This is the second January walk. In the first, last year, more than 200 people joined along a single route, from Dixville Notch to Nashua. That walk also began on January 11. It ended on January 24th, the birthday of the inspiration for most who have participated in these walks, a New Hampshire native, Doris Haddock, aka, Granny D.

In 1999, at the age of 88, Granny D began a trek from Los Angeles. Thirteen months and 3200 miles later, just after her 90th birthday, she arrived in Washington, DC. Along the way, on her chest was a sign that read "for campaign finance reform."

Granny D died just after Citizens United was decided, at the age of 100. Just before her death, in a speech about Citizens United, she challenged us all to continue in her footsteps.

That is what we will do Sunday, quite literally. Her walk was longer. Ours will be colder. But like her, we are looking for a way to get more of America to follow. Because the challenge is not to convince America that there's a problem. The challenge is to convince America that there's a solution. New Hampshire is the key to that solution, for if the question can be focused here, in perhaps the most important primary of the 2016 presidential election cycle, then there is a chance it will echo throughout that campaign, and finally force an answer into the center of American politics.

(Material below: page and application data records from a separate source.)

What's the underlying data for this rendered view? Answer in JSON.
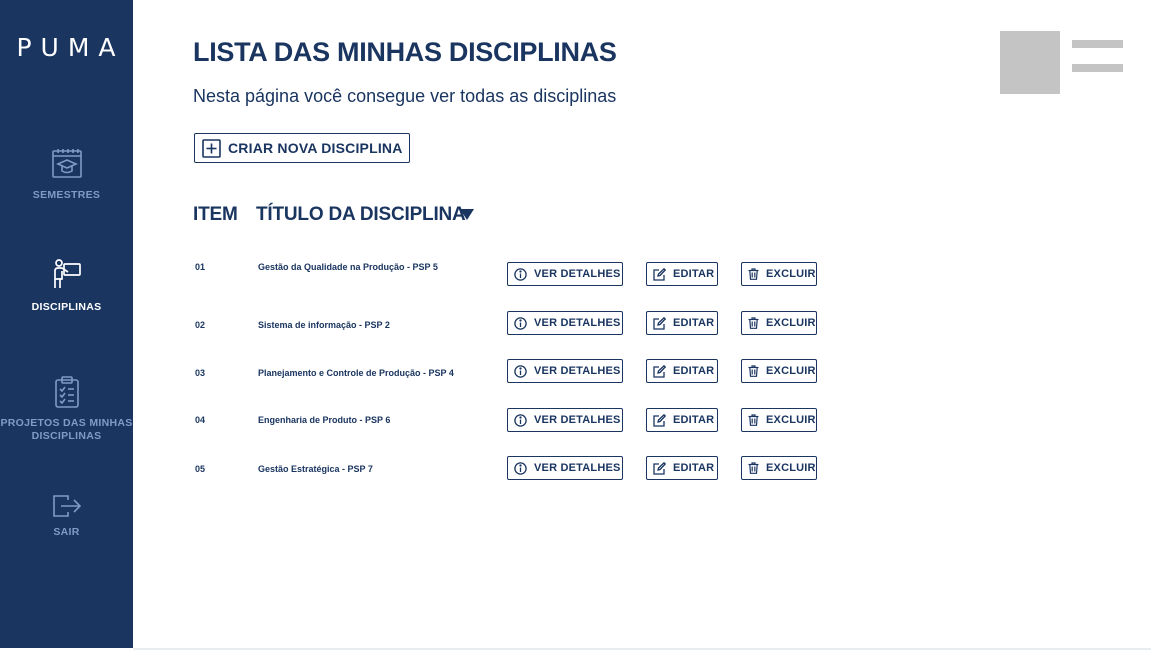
{
  "sidebar": {
    "logo": "PUMA",
    "items": [
      {
        "label": "SEMESTRES",
        "icon": "calendar-graduation-icon",
        "active": false
      },
      {
        "label": "DISCIPLINAS",
        "icon": "teacher-board-icon",
        "active": true
      },
      {
        "label": "PROJETOS DAS MINHAS DISCIPLINAS",
        "icon": "clipboard-checklist-icon",
        "active": false
      },
      {
        "label": "SAIR",
        "icon": "logout-icon",
        "active": false
      }
    ]
  },
  "header": {
    "title": "LISTA DAS MINHAS DISCIPLINAS",
    "subtitle": "Nesta página você consegue ver todas as disciplinas",
    "create_button": "CRIAR NOVA DISCIPLINA"
  },
  "table": {
    "columns": {
      "item": "ITEM",
      "title": "TÍTULO DA DISCIPLINA"
    },
    "sort_icon": "caret-down-icon",
    "actions": {
      "details": "VER DETALHES",
      "edit": "EDITAR",
      "delete": "EXCLUIR"
    },
    "rows": [
      {
        "item": "01",
        "title": "Gestão da Qualidade na Produção - PSP 5"
      },
      {
        "item": "02",
        "title": "Sistema de informação - PSP 2"
      },
      {
        "item": "03",
        "title": "Planejamento e Controle de Produção - PSP 4"
      },
      {
        "item": "04",
        "title": "Engenharia de Produto - PSP 6"
      },
      {
        "item": "05",
        "title": "Gestão Estratégica - PSP 7"
      }
    ]
  },
  "colors": {
    "primary": "#1a3560",
    "sidebar_inactive_text": "#7f9bc6",
    "placeholder": "#c4c4c4"
  }
}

Granny D is my inspiration too. But not just Granny D. For as we begin this second walk Sunday, my thoughts will also be with the boy who inspired me to take up this cause.

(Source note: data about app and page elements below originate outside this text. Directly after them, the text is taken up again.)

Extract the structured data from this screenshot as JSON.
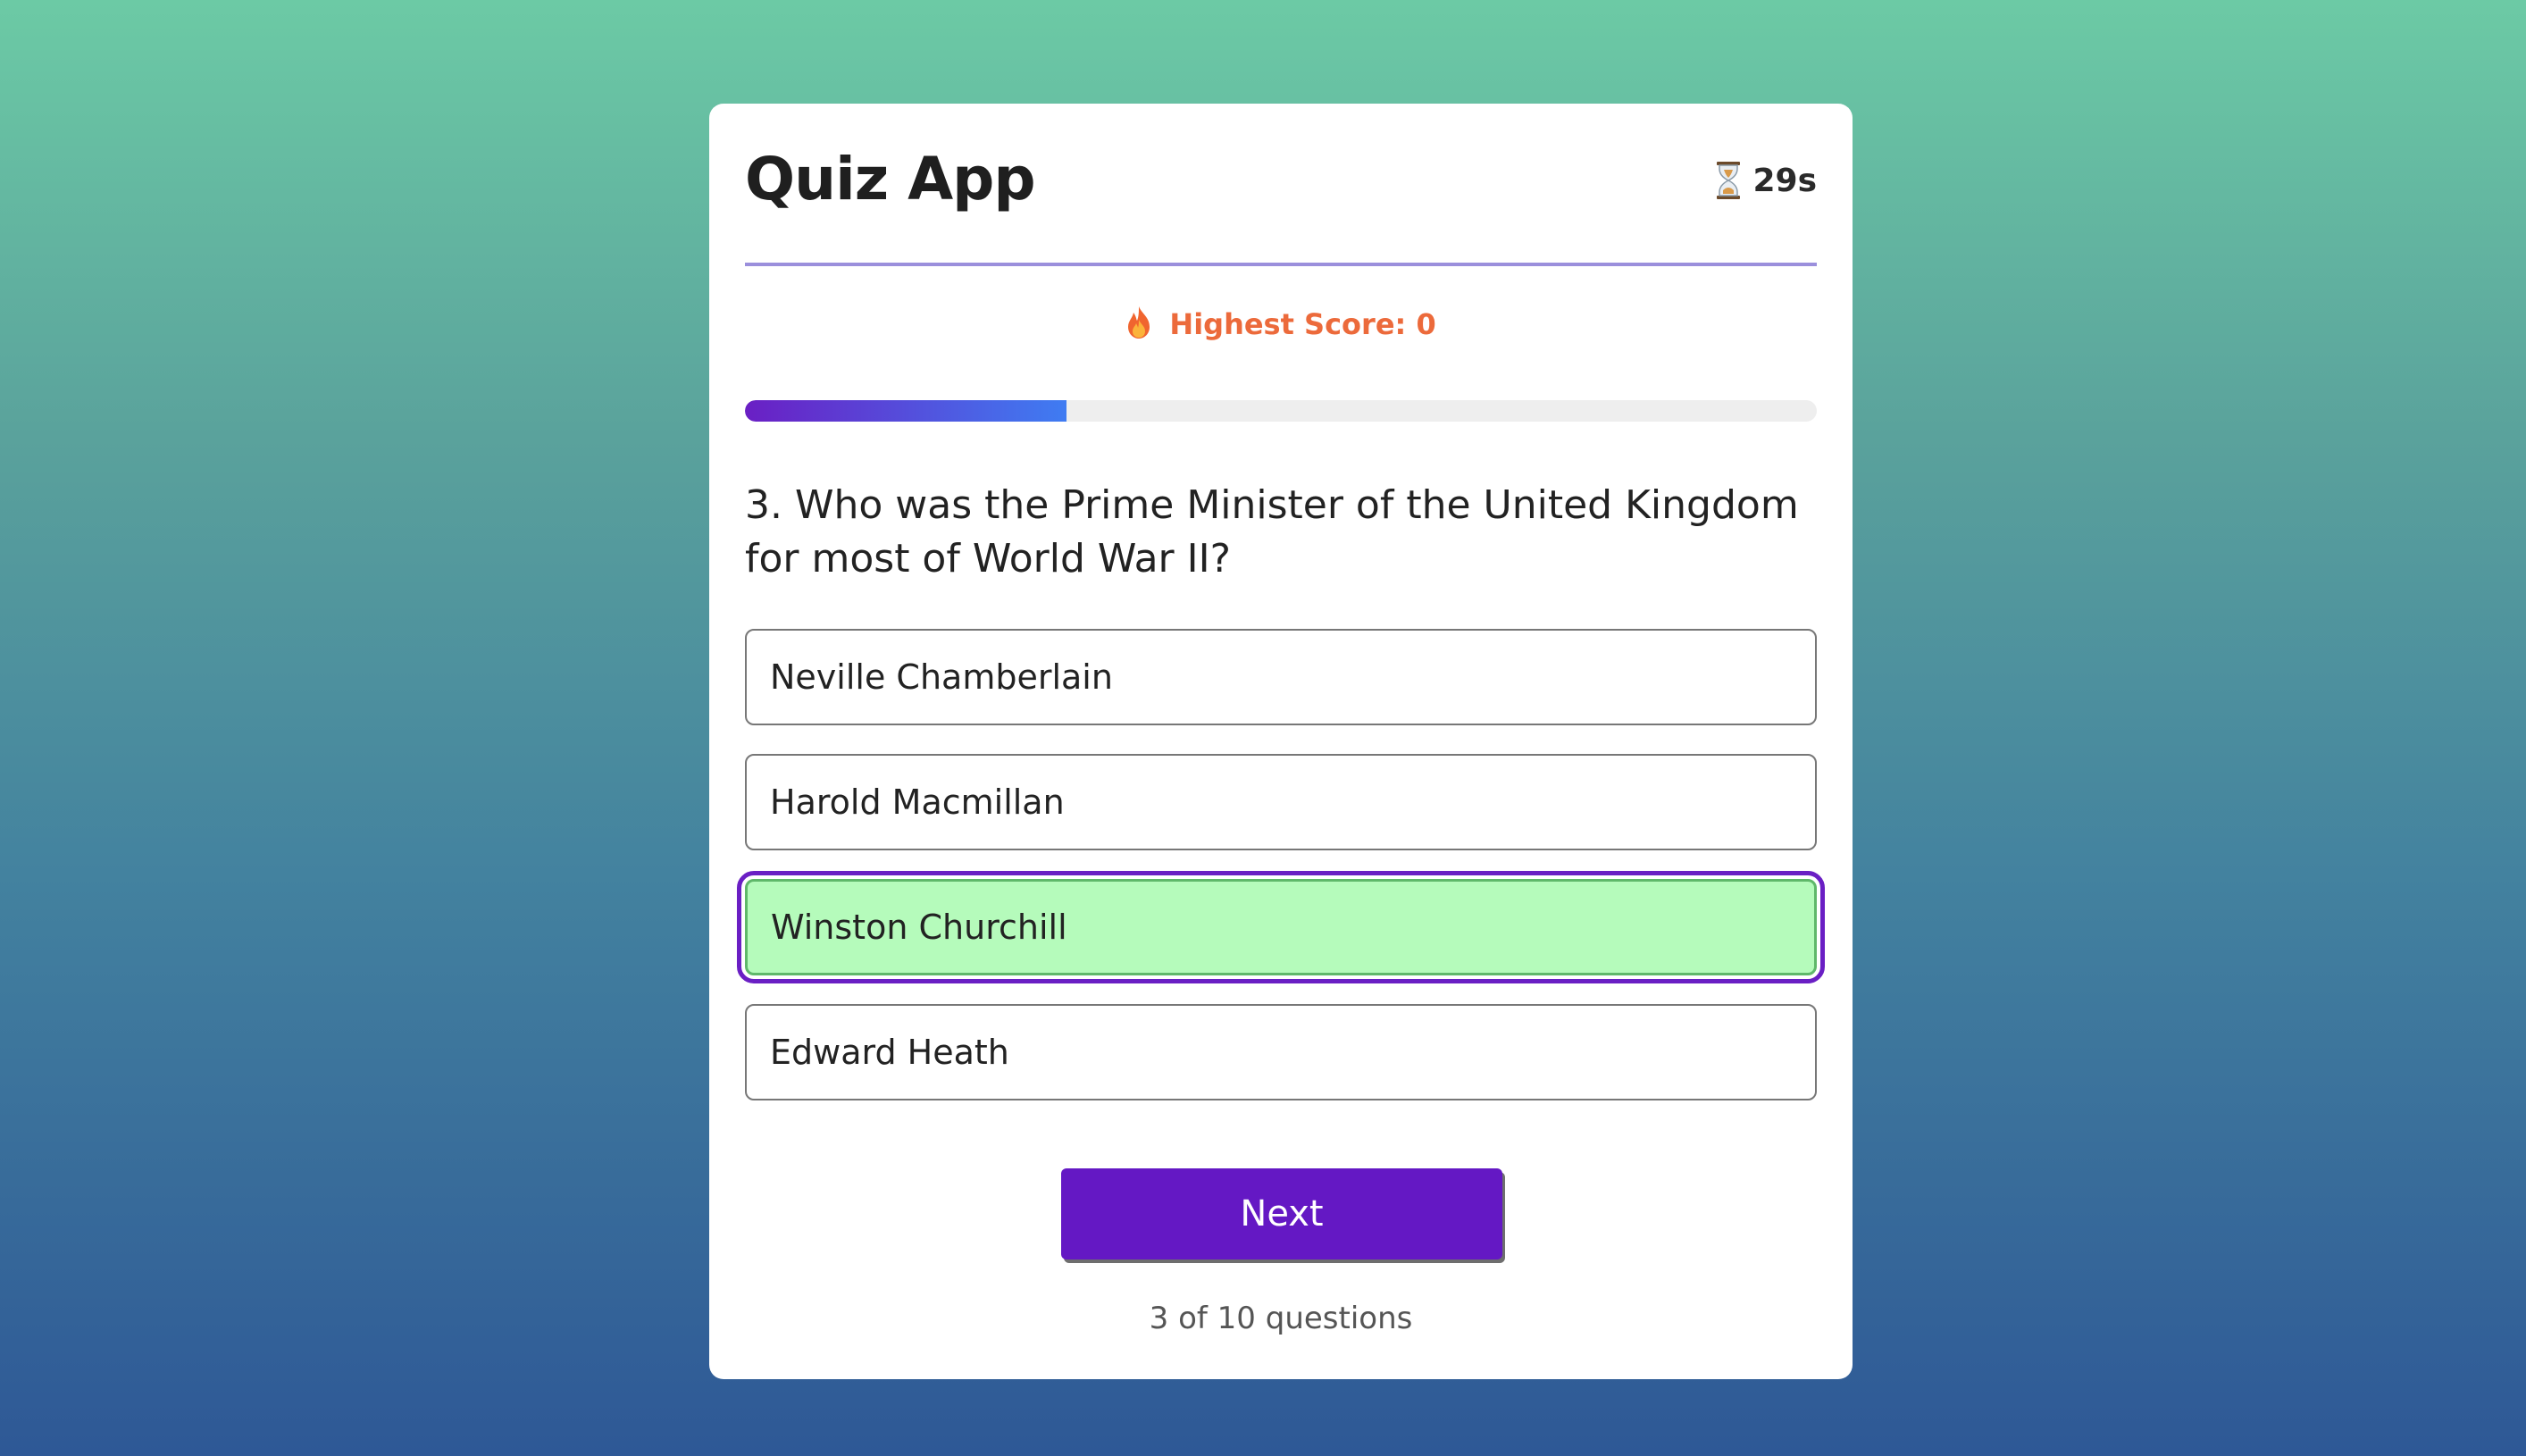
{
  "app": {
    "title": "Quiz App",
    "timer": "29s",
    "timer_icon": "hourglass-icon"
  },
  "score": {
    "text": "Highest Score: 0",
    "icon": "fire-icon",
    "color": "#ec6a3b"
  },
  "progress": {
    "fraction": 0.3
  },
  "question": {
    "text": "3. Who was the Prime Minister of the United Kingdom for most of World War II?"
  },
  "options": [
    {
      "label": "Neville Chamberlain",
      "selected": false
    },
    {
      "label": "Harold Macmillan",
      "selected": false
    },
    {
      "label": "Winston Churchill",
      "selected": true
    },
    {
      "label": "Edward Heath",
      "selected": false
    }
  ],
  "actions": {
    "next_label": "Next"
  },
  "footer": {
    "count_text": "3 of 10 questions"
  },
  "colors": {
    "accent": "#6418c4",
    "selected_bg": "#b5fbbb",
    "selected_border": "#5fb86a"
  }
}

It was Aaron Swartz who in December, 2006, pressed me to give up my work on copyright and Internet policy, and to turn to this more fundamental challenge. That next year, in 2007, we began a project together to do just that. And as we worked together over the next few years, I was certain that some day, we'd see this problem solved, together.

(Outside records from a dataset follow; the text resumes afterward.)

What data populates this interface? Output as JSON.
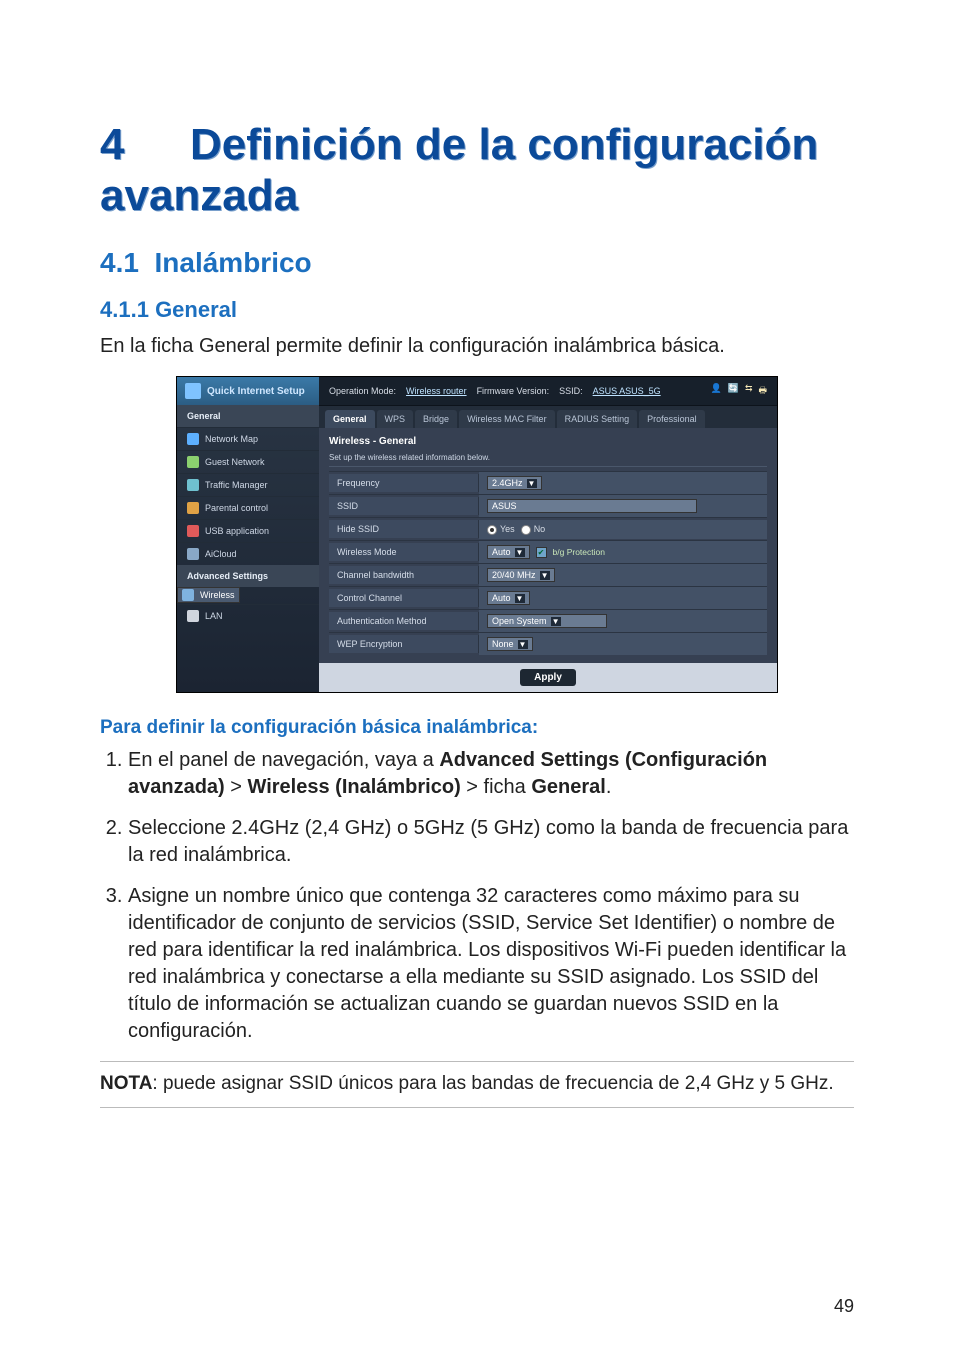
{
  "page_number": "49",
  "chapter": {
    "num": "4",
    "title": "Definición de la configuración avanzada"
  },
  "section": {
    "num": "4.1",
    "title": "Inalámbrico"
  },
  "subsection": {
    "num": "4.1.1",
    "title": "General"
  },
  "intro_text": "En la ficha General permite definir la configuración inalámbrica básica.",
  "screenshot": {
    "qis": "Quick Internet Setup",
    "side_group1_title": "General",
    "side_items1": [
      {
        "label": "Network Map",
        "color": "#5db0ff"
      },
      {
        "label": "Guest Network",
        "color": "#8bd06f"
      },
      {
        "label": "Traffic Manager",
        "color": "#6fc1d0"
      },
      {
        "label": "Parental control",
        "color": "#e0a245"
      },
      {
        "label": "USB application",
        "color": "#e05a5a"
      },
      {
        "label": "AiCloud",
        "color": "#89a8c7"
      }
    ],
    "side_group2_title": "Advanced Settings",
    "side_items2": [
      {
        "label": "Wireless",
        "selected": true,
        "color": "#7fb3e0"
      },
      {
        "label": "LAN",
        "color": "#d0d5de"
      }
    ],
    "topbar": {
      "op_label": "Operation Mode:",
      "op_value": "Wireless router",
      "fw_label": "Firmware Version:",
      "ssid_label": "SSID:",
      "ssid_value": "ASUS  ASUS_5G",
      "icons": [
        "👤",
        "🔄",
        "⇆",
        "🖶"
      ]
    },
    "tabs": [
      "General",
      "WPS",
      "Bridge",
      "Wireless MAC Filter",
      "RADIUS Setting",
      "Professional"
    ],
    "panel_title": "Wireless - General",
    "panel_sub": "Set up the wireless related information below.",
    "rows": {
      "frequency": {
        "label": "Frequency",
        "value": "2.4GHz"
      },
      "ssid": {
        "label": "SSID",
        "value": "ASUS"
      },
      "hide": {
        "label": "Hide SSID",
        "yes": "Yes",
        "no": "No"
      },
      "mode": {
        "label": "Wireless Mode",
        "value": "Auto",
        "bgp": "b/g Protection"
      },
      "bw": {
        "label": "Channel bandwidth",
        "value": "20/40 MHz"
      },
      "ch": {
        "label": "Control Channel",
        "value": "Auto"
      },
      "auth": {
        "label": "Authentication Method",
        "value": "Open System"
      },
      "wep": {
        "label": "WEP Encryption",
        "value": "None"
      }
    },
    "apply": "Apply"
  },
  "steps_head": "Para definir la configuración básica inalámbrica:",
  "steps": {
    "s1a": "En el panel de navegación, vaya a ",
    "s1b": "Advanced Settings (Configuración avanzada)",
    "s1c": " > ",
    "s1d": "Wireless (Inalámbrico)",
    "s1e": " > ficha ",
    "s1f": "General",
    "s1g": ".",
    "s2": "Seleccione 2.4GHz (2,4 GHz) o 5GHz (5 GHz) como la banda de frecuencia para la red inalámbrica.",
    "s3": "Asigne un nombre único que contenga 32 caracteres como máximo para su identificador de conjunto de servicios (SSID, Service Set Identifier) o nombre de red para identificar la red inalámbrica. Los dispositivos Wi-Fi pueden identificar la red inalámbrica y conectarse a ella mediante su SSID asignado. Los SSID del título de información se actualizan cuando se guardan nuevos SSID en la configuración."
  },
  "nota_label": "NOTA",
  "nota_text": ": puede asignar SSID únicos para las bandas de frecuencia de 2,4 GHz y 5 GHz."
}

Of course we won't, at least not together. This problem will be solved. It is not impossible. It just seems that way. But Aaron showed us the way to take up impossible problems, and beat them. No one thought SOPA could be stopped — till Aaron and thousands of others stopped it. And as he described that fight after we had won it, so must it be for this fight too. As he said in his final speech at F2C:

We won this fight because everyone made themselves the hero of their own story. Everyone took it as their job to save this crucial freedom. They threw themselves into it. They did whatever they could think of to do. They didn't stop to ask anyone for permission.

I'm not sure we need "heroes." I think what we need, as Ron Suskind describes in his beautiful book, Life Animated, is "sidekicks." Quoting his extraordinary and autistic son, Owen, a "sidekick" as Owen, and Ron, and the tradition of Walt Disney defines it, "helps the hero fulfill his destiny." As I see it, the hero here is this democracy, or at least, what this democracy could be.

We need to help that hero fulfill its destiny. We all need to be the sidekicks who can make that happen. "To save this crucial freedom," as Aaron put it. The freedom of a democracy, with integrity.

Walk with us, or support us, or at least, spread the word.

Lawrence Lessig is Roy L. Furman Professor of Law and Leadership, Harvard Law School; Director, Edmond J. Safra Foundation Center for Ethics, Harvard University.